Banner: Big Bat Films
Producer: Ravinder Jeet Dariya
Director: Rajiv S Ruia
Cast: Rajniesh Duggall, Kunaal Roy Kapur, Nazia Hussain, Pooja Bisht, Shafaq Naaz, Archana Shastry
Writers: Yusuf Ali Khan (screenplay), Adesh K Arjun (dialogue)
Music: Varadan Singh, Ravi Chopra
When we think about films made on ghosts, possession and exorcism, films like The Exorcism Of Emily Rose, The Conjuring and Insidious are a few that come to mind. Mushkil tries to be an Indianised version of these movies, but with little success.
The film starts with Aveer, a pandit who has acquired powerful siddhis, which he uses to break a curse on one of the ghats in Varanasi. The story immediately shifts to Athens, Greece where we see Nibhana and her three friends who have come there for a holiday. They are welcomed at the airport by their tour guide Vedant. What starts as a fun vacation takes a scary turn when the girls discover that the villa they are staying in is haunted. When the ghost tries to kill them, they run away and take shelter in a church. Nibhana’s father in India decides to take Aveer’s help to save his daughter and her friends. Though Aveer refuses at first, he finally lands up in Athens because Nibhana is the girl he was in love with before he became a powerful pandit. As soon as he arrives in the villa he starts to investigate about the ghost and soon deduces that one of Nibhana’s friends is possessed. How Aveer uses his powers to solve the mystery behind the possession and how he saves the day is what the rest of the film is all about.
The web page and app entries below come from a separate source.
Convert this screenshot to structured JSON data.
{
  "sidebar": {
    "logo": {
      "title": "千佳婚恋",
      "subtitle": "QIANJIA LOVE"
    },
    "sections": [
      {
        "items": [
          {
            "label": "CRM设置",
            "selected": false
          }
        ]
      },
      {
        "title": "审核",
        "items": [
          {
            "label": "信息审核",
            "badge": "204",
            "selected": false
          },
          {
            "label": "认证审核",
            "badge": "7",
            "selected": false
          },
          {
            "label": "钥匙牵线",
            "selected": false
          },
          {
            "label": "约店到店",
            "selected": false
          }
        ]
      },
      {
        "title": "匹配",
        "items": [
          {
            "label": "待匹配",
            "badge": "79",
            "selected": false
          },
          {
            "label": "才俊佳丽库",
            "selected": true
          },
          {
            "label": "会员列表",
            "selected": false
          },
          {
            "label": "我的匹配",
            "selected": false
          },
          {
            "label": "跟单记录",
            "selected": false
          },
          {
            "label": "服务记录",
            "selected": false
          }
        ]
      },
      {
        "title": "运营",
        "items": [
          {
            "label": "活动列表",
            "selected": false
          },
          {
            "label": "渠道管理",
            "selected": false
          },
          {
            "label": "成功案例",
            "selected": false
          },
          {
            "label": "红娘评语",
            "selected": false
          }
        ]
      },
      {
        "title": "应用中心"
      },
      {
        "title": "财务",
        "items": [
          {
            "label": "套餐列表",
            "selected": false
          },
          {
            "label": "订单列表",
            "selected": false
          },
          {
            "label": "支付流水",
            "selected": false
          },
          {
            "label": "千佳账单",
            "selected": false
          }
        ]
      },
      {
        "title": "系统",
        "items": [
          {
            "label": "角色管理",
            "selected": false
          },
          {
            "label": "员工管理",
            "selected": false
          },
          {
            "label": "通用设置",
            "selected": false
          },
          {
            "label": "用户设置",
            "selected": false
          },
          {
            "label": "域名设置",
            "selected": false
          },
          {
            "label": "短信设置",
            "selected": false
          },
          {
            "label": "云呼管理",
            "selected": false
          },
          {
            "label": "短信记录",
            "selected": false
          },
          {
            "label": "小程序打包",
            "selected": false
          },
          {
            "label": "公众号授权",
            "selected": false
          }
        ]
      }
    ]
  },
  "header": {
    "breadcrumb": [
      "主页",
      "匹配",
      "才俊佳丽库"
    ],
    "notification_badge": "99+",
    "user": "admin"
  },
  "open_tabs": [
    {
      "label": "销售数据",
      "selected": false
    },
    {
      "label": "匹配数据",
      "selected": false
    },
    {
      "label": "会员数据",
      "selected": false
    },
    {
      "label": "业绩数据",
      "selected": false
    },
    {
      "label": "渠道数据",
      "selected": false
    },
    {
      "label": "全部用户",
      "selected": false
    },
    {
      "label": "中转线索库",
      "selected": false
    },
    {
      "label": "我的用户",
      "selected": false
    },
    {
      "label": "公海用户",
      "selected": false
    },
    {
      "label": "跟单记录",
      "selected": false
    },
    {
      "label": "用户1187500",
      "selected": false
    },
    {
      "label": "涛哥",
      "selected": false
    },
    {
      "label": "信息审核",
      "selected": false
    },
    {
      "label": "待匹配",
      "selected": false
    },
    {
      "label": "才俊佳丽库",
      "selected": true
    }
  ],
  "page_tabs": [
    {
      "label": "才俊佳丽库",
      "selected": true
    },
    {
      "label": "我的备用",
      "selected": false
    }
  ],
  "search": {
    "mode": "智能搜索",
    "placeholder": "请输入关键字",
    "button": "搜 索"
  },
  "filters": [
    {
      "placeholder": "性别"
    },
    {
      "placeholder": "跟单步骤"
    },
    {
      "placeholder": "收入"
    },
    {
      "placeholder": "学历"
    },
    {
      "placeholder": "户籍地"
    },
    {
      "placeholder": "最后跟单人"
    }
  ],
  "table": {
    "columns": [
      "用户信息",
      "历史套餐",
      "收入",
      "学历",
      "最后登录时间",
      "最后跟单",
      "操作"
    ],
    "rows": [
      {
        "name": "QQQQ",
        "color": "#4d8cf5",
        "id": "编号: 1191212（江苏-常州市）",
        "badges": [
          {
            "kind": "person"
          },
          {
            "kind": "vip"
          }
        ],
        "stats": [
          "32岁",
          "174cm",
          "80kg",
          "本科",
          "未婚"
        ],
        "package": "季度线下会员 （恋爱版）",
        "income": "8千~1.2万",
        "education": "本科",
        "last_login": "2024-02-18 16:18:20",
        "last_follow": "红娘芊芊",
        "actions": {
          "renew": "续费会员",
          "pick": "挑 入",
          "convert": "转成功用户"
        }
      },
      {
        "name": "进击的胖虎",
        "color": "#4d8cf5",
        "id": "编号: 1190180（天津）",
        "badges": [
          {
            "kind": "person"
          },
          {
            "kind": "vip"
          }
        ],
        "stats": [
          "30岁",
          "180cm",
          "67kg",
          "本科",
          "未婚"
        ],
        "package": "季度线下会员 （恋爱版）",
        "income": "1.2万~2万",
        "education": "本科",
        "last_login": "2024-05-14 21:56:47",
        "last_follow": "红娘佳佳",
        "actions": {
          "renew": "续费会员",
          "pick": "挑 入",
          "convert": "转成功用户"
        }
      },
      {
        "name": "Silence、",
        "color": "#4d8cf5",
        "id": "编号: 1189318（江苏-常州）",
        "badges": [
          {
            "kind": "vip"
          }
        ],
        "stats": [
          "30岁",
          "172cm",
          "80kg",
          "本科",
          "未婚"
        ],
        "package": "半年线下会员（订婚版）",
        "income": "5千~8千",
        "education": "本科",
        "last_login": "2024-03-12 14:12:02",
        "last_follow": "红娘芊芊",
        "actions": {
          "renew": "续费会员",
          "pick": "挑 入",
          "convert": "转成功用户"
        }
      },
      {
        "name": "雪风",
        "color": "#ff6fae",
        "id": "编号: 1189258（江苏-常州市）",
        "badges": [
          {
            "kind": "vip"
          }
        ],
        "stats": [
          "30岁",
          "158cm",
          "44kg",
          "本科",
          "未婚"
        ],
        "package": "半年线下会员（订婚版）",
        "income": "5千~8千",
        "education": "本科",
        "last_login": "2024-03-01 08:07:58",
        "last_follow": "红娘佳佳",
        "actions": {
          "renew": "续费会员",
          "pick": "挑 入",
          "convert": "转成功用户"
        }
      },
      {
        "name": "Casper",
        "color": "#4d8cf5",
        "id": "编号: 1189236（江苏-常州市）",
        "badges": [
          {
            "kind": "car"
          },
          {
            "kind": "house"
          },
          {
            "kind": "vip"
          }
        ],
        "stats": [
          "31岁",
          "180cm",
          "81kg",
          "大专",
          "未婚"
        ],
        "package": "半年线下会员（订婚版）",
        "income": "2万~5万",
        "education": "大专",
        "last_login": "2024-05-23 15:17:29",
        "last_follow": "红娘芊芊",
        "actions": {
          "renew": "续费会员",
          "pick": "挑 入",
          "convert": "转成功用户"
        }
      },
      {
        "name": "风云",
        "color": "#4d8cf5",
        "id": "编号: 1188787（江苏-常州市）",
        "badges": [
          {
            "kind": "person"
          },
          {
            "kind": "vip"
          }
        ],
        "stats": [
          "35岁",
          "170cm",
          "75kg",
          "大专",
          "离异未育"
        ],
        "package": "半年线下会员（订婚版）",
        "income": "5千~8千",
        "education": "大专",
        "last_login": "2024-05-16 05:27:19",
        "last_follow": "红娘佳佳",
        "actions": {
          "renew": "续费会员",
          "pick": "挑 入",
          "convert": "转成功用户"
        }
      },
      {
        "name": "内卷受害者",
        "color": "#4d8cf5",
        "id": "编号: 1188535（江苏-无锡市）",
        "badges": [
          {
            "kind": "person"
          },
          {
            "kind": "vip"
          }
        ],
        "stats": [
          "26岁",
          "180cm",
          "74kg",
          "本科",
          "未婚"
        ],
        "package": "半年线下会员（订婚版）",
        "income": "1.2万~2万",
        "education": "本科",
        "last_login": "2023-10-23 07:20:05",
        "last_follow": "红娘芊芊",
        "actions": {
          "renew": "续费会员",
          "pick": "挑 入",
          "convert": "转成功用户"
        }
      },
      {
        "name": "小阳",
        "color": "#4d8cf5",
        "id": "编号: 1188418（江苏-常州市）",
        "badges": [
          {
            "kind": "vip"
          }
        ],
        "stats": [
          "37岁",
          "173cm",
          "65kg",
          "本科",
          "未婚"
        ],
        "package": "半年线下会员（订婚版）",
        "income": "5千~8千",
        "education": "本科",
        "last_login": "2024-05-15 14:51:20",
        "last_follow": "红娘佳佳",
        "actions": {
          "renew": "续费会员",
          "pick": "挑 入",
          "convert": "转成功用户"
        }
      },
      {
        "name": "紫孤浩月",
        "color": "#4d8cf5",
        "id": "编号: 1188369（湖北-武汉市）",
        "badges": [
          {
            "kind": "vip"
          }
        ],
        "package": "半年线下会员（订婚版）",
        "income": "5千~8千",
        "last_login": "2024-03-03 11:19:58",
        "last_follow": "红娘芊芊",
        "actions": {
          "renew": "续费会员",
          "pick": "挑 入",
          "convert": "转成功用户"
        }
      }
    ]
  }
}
As a horror film, Mushkil has nothing new to offer. The screenplay relies on the usual jump scares that we have seen in so many films before. There is nothing novel in the plot. The story has no depth and it all seems like one big haphazard effort. The film could have been set in any part of India. Greece just seems like an excuse so that the film could have a foreign location and some songs could be picturised there.
Not only is the writing uninspired but also the performances. Rajniesh Duggal as Aveer seems a misfit as a mantra-chanting pandit. Pooja Bisht as Nibhana is strictly okay. Kunal Roy Kapur as Vedant has his funny moments and is watchable. Nazia Hussain, Archana Shastry and Shafaq Naaz play Nibhana’s friends but they don’t have much to do except look unconvincingly scared.